### EXERCISE DIRECTIONS
Which lines below include the string "total"? Please show each one.

□ □ □ □

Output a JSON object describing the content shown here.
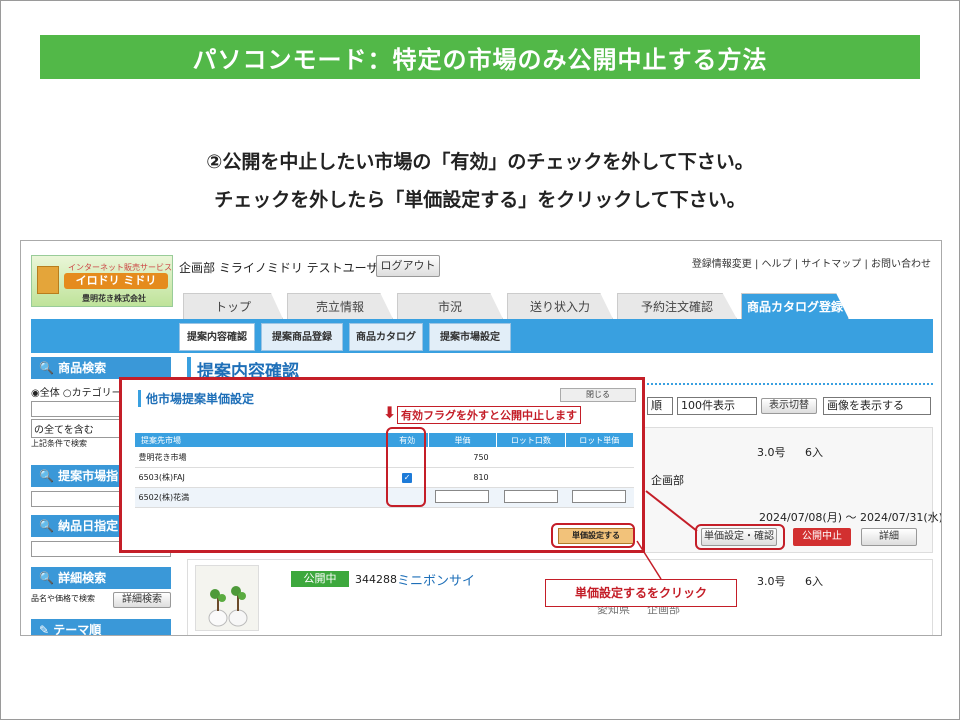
{
  "slide": {
    "title": "パソコンモード：特定の市場のみ公開中止する方法",
    "instruction_line1": "②公開を中止したい市場の「有効」のチェックを外して下さい。",
    "instruction_line2": "チェックを外したら「単価設定する」をクリックして下さい。"
  },
  "header": {
    "logo_top": "インターネット販売サービス",
    "logo_main": "イロドリ ミドリ",
    "logo_company": "豊明花き株式会社",
    "user_text": "企画部 ミライノミドリ テストユーザ様",
    "logout_label": "ログアウト",
    "top_links": "登録情報変更 | ヘルプ | サイトマップ | お問い合わせ"
  },
  "tabs": [
    "トップ",
    "売立情報",
    "市況",
    "送り状入力",
    "予約注文確認",
    "商品カタログ登録"
  ],
  "subtabs": [
    "提案内容確認",
    "提案商品登録",
    "商品カタログ",
    "提案市場設定"
  ],
  "sidebar": {
    "product_search": "商品検索",
    "radio_all": "全体",
    "radio_category": "カテゴリー",
    "include_all": "の全てを含む",
    "cond_search": "上記条件で検索",
    "market_search": "提案市場指",
    "delivery_search": "納品日指定",
    "detail_search": "詳細検索",
    "detail_hint": "品名や価格で検索",
    "detail_search_button": "詳細検索",
    "theme": "テーマ順"
  },
  "main": {
    "page_title": "提案内容確認",
    "order_select": "順",
    "count_select": "100件表示",
    "display_switch": "表示切替",
    "image_select": "画像を表示する",
    "row1": {
      "size": "3.0号",
      "qty": "6入",
      "dept": "企画部",
      "dates": "2024/07/08(月) 〜 2024/07/31(水)"
    },
    "actions": {
      "price_setting": "単価設定・確認",
      "stop": "公開中止",
      "detail": "詳細"
    },
    "row2": {
      "status": "公開中",
      "code": "344288",
      "name": "ミニボンサイ",
      "size": "3.0号",
      "qty": "6入",
      "origin": "愛知県",
      "dept": "企画部"
    }
  },
  "modal": {
    "title": "他市場提案単価設定",
    "close_label": "閉じる",
    "columns": [
      "提案先市場",
      "有効",
      "単価",
      "ロット口数",
      "ロット単価"
    ],
    "rows": [
      {
        "market": "豊明花き市場",
        "checked": false,
        "price": "750"
      },
      {
        "market": "6503(株)FAJ",
        "checked": true,
        "price": "810"
      },
      {
        "market": "6502(株)花満",
        "checked": false,
        "price": ""
      }
    ],
    "submit_label": "単価設定する"
  },
  "callouts": {
    "flag_note": "有効フラグを外すと公開中止します",
    "click_note": "単価設定するをクリック"
  },
  "colors": {
    "green": "#52b848",
    "blue": "#39a0e0",
    "red": "#c41e28"
  }
}
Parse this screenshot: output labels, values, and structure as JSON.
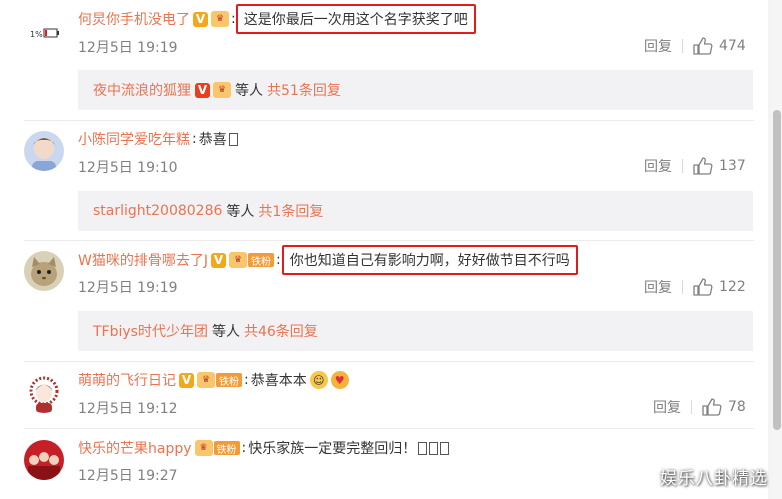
{
  "comments": [
    {
      "username": "何炅你手机没电了",
      "badge_v": "V",
      "text": "这是你最后一次用这个名字获奖了吧",
      "date": "12月5日 19:19",
      "reply_label": "回复",
      "likes": "474",
      "avatar_text": "1%",
      "replies": {
        "name": "夜中流浪的狐狸",
        "badge_v": "V",
        "etc": "等人",
        "total": "共51条回复"
      }
    },
    {
      "username": "小陈同学爱吃年糕",
      "text": "恭喜",
      "date": "12月5日 19:10",
      "reply_label": "回复",
      "likes": "137",
      "replies": {
        "name": "starlight20080286",
        "etc": "等人",
        "total": "共1条回复"
      }
    },
    {
      "username": "W猫咪的排骨哪去了J",
      "badge_v": "V",
      "fan_badge": "铁粉",
      "text": "你也知道自己有影响力啊，好好做节目不行吗",
      "date": "12月5日 19:19",
      "reply_label": "回复",
      "likes": "122",
      "replies": {
        "name": "TFbiys时代少年团",
        "etc": "等人",
        "total": "共46条回复"
      }
    },
    {
      "username": "萌萌的飞行日记",
      "badge_v": "V",
      "fan_badge": "铁粉",
      "text": "恭喜本本",
      "date": "12月5日 19:12",
      "reply_label": "回复",
      "likes": "78"
    },
    {
      "username": "快乐的芒果happy",
      "fan_badge": "铁粉",
      "text": "快乐家族一定要完整回归！",
      "date": "12月5日 19:27"
    }
  ],
  "watermark": "娱乐八卦精选",
  "colors": {
    "username": "#eb7350",
    "highlight": "#e31b1b",
    "reply_bg": "#f2f2f5"
  }
}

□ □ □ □

### WORKED SOLUTION
        "total": "共51条回复"
        "total": "共1条回复"
        "total": "共46条回复"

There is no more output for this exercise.